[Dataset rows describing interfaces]

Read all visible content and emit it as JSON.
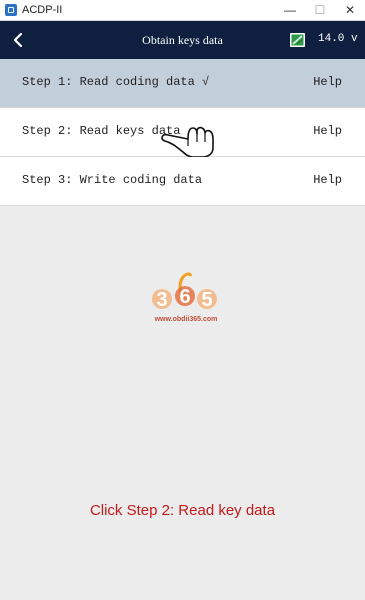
{
  "window": {
    "title": "ACDP-II",
    "minimize": "—",
    "maximize": "☐",
    "close": "✕"
  },
  "header": {
    "title": "Obtain keys data",
    "voltage": "14.0 v",
    "icons": {
      "back": "chevron-left-icon",
      "battery": "battery-icon"
    },
    "colors": {
      "bar": "#0e1f3f",
      "battery": "#2e9a4a"
    }
  },
  "steps": [
    {
      "label": "Step 1: Read coding data √",
      "help": "Help",
      "selected": true
    },
    {
      "label": "Step 2: Read keys data",
      "help": "Help",
      "selected": false
    },
    {
      "label": "Step 3: Write coding data",
      "help": "Help",
      "selected": false
    }
  ],
  "watermark": {
    "logo_text": [
      "3",
      "6",
      "5"
    ],
    "url": "www.obdii365.com"
  },
  "caption": "Click Step 2: Read key data"
}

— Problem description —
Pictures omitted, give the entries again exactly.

— Response box —
Read all visible content and emit it as JSON.
{
  "window": {
    "title": "ACDP-II",
    "minimize": "—",
    "maximize": "☐",
    "close": "✕"
  },
  "header": {
    "title": "Obtain keys data",
    "voltage": "14.0 v",
    "icons": {
      "back": "chevron-left-icon",
      "battery": "battery-icon"
    },
    "colors": {
      "bar": "#0e1f3f",
      "battery": "#2e9a4a"
    }
  },
  "steps": [
    {
      "label": "Step 1: Read coding data √",
      "help": "Help",
      "selected": true
    },
    {
      "label": "Step 2: Read keys data",
      "help": "Help",
      "selected": false
    },
    {
      "label": "Step 3: Write coding data",
      "help": "Help",
      "selected": false
    }
  ],
  "watermark": {
    "logo_text": [
      "3",
      "6",
      "5"
    ],
    "url": "www.obdii365.com"
  },
  "caption": "Click Step 2: Read key data"
}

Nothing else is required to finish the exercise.